- Nigel Patrick, Raintree County, 1957. When MGM figured this was the nextGone With The Wind in 1949, Heflin was due to be run out of town for being a liberal professor.
- Richard Basehart, The Brothers Karamazov, 1957. Ten years earlier, Heflin had been considered for two plums: (a) Stanley Kowalski in Broadway's Streetcar Named Desire and (b) Ivan with Robert Taylor as his brother Dmitri Karamazov. Finally, the plums fell far from the tree.
- Gilbert Roland, Guns of the Timberland, 1959. During the casting days, Alan Ladd - the star and the producer - mused over Heflin, Tony Martin, Edmond O’Brien and his daughter Alana Ladd. Alana, only, appeared in the film; the second of her four films with Daddy.
- Robert Stack, The Untouchables, TV. 1959-1963. Another plum he let fall off the tree. Van Johnson, Jack Lord, Fred MacMurray, Cliff Robertson or Heflin, NBC Radio’s Phillip Marlowe would have made a livelier Elliott Ness than Robot Stack!
- Andrew Keir, Quatermass and the Pit, 1967. After two lacklustre Americans (waxworks calledBrian Donlevy and Dean Jagger), Hammer Films finallysaw sense and chose a Brit forthe BBC’s most famous sf professor in a second movie sequel. Keir was perfect and played Professor Bernard Quatermass again in BBC Radio 3’s five-parter,The Quatermass Memoirs, in 1996.
- Salvo Randone, Fellini Satyricon, Italy, 1969. Fellini’s opening ideas included such names as Pierre Clementi, Gert Frobe, Boris Karloff, Terence Stamp - and Heflin forEumolpe.

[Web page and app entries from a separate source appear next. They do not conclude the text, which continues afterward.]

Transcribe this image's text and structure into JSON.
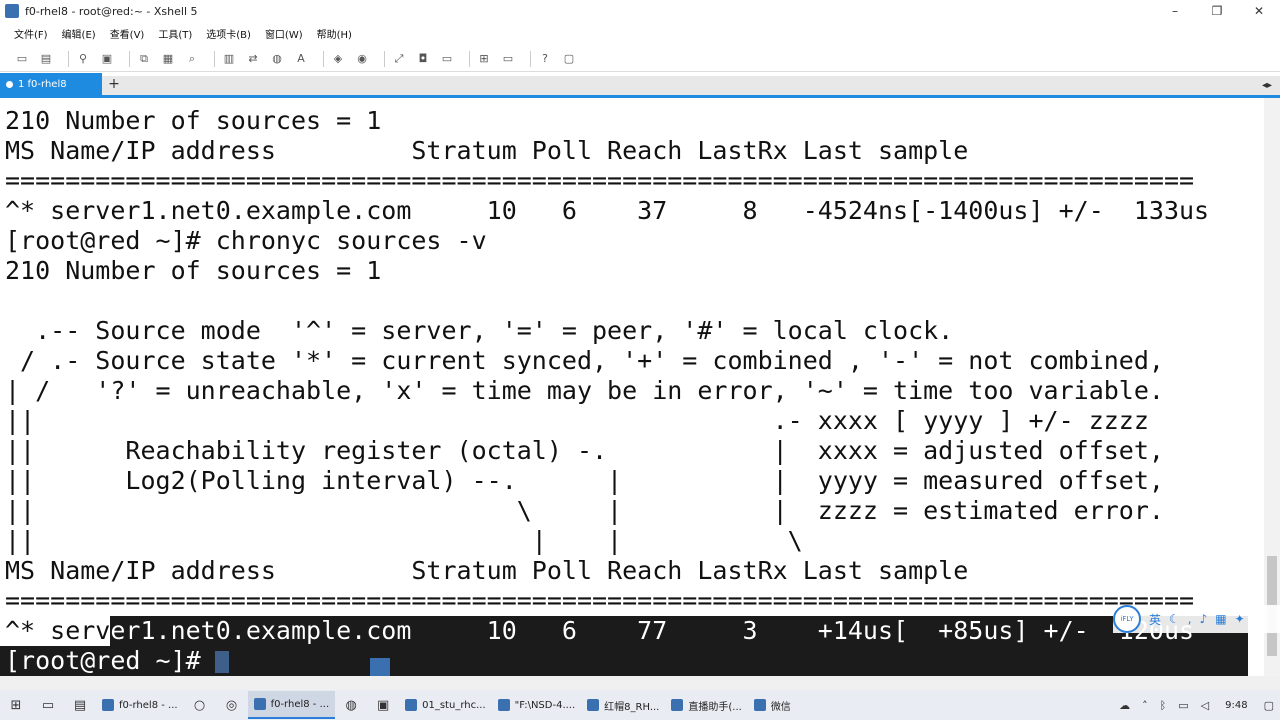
{
  "window": {
    "title": "f0-rhel8 - root@red:~ - Xshell 5",
    "controls": [
      "–",
      "❐",
      "✕"
    ]
  },
  "menu": [
    "文件(F)",
    "编辑(E)",
    "查看(V)",
    "工具(T)",
    "选项卡(B)",
    "窗口(W)",
    "帮助(H)"
  ],
  "toolbar_icons": [
    "new-session-icon",
    "open-folder-icon",
    "connect-icon",
    "properties-icon",
    "copy-icon",
    "paste-icon",
    "find-icon",
    "print-icon",
    "transfer-icon",
    "globe-icon",
    "font-icon",
    "script-icon",
    "keyboard-icon",
    "fullscreen-icon",
    "lock-icon",
    "compose-icon",
    "add-icon",
    "layout-icon",
    "help-icon",
    "chat-icon"
  ],
  "tab": {
    "label": "1 f0-rhel8",
    "add": "+"
  },
  "terminal": {
    "lines": [
      "210 Number of sources = 1",
      "MS Name/IP address         Stratum Poll Reach LastRx Last sample",
      "===============================================================================",
      "^* server1.net0.example.com     10   6    37     8   -4524ns[-1400us] +/-  133us",
      "[root@red ~]# chronyc sources -v",
      "210 Number of sources = 1",
      "",
      "  .-- Source mode  '^' = server, '=' = peer, '#' = local clock.",
      " / .- Source state '*' = current synced, '+' = combined , '-' = not combined,",
      "| /   '?' = unreachable, 'x' = time may be in error, '~' = time too variable.",
      "||                                                 .- xxxx [ yyyy ] +/- zzzz",
      "||      Reachability register (octal) -.           |  xxxx = adjusted offset,",
      "||      Log2(Polling interval) --.      |          |  yyyy = measured offset,",
      "||                                \\     |          |  zzzz = estimated error.",
      "||                                 |    |           \\",
      "MS Name/IP address         Stratum Poll Reach LastRx Last sample",
      "===============================================================================",
      "^* server1.net0.example.com     10   6    77     3    +14us[  +85us] +/-  120us",
      "[root@red ~]# "
    ]
  },
  "ime": {
    "logo": "iFLY",
    "lang": "英",
    "icons": [
      "moon-icon",
      "comma-icon",
      "microphone-icon",
      "keyboard-icon",
      "shirt-icon"
    ]
  },
  "taskbar": {
    "apps": [
      {
        "label": "f0-rhel8 - ...",
        "active": false
      },
      {
        "label": "f0-rhel8 - ...",
        "active": true
      },
      {
        "label": "01_stu_rhc...",
        "active": false
      },
      {
        "label": "\"F:\\NSD-4....",
        "active": false
      },
      {
        "label": "红帽8_RH...",
        "active": false
      },
      {
        "label": "直播助手(...",
        "active": false
      },
      {
        "label": "微信",
        "active": false
      }
    ],
    "clock": "9:48"
  }
}
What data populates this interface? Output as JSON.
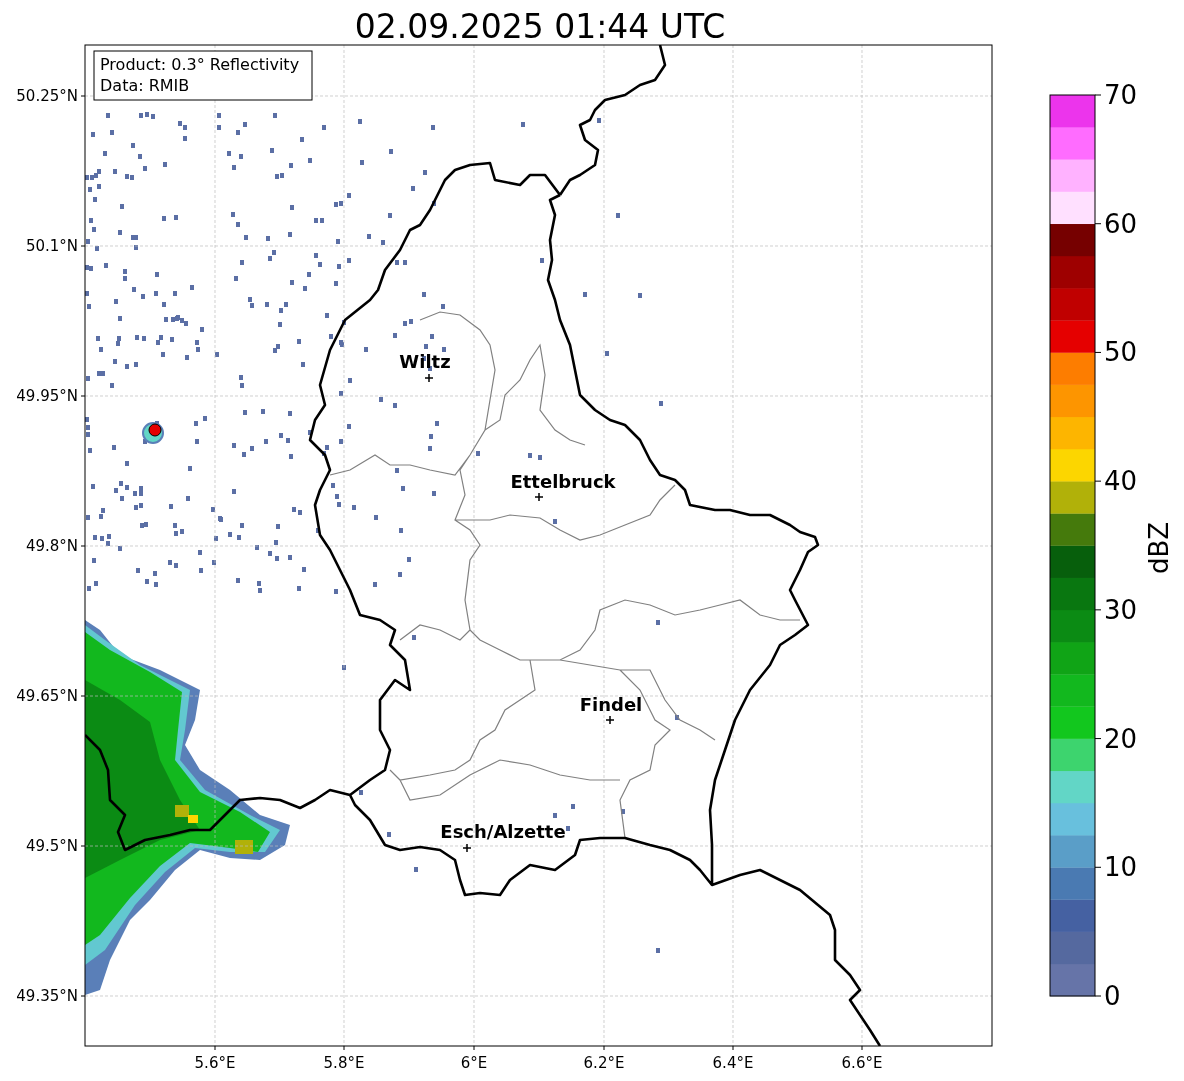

- Ernest Borgnine,TheRevengers,1971. A Mexican Western memorable only for a jinxed cast: Heflin had a fatal heart attack during shooting, William Holden arrived with Kenyan jungle fever, Mary Ure quit for Broadway.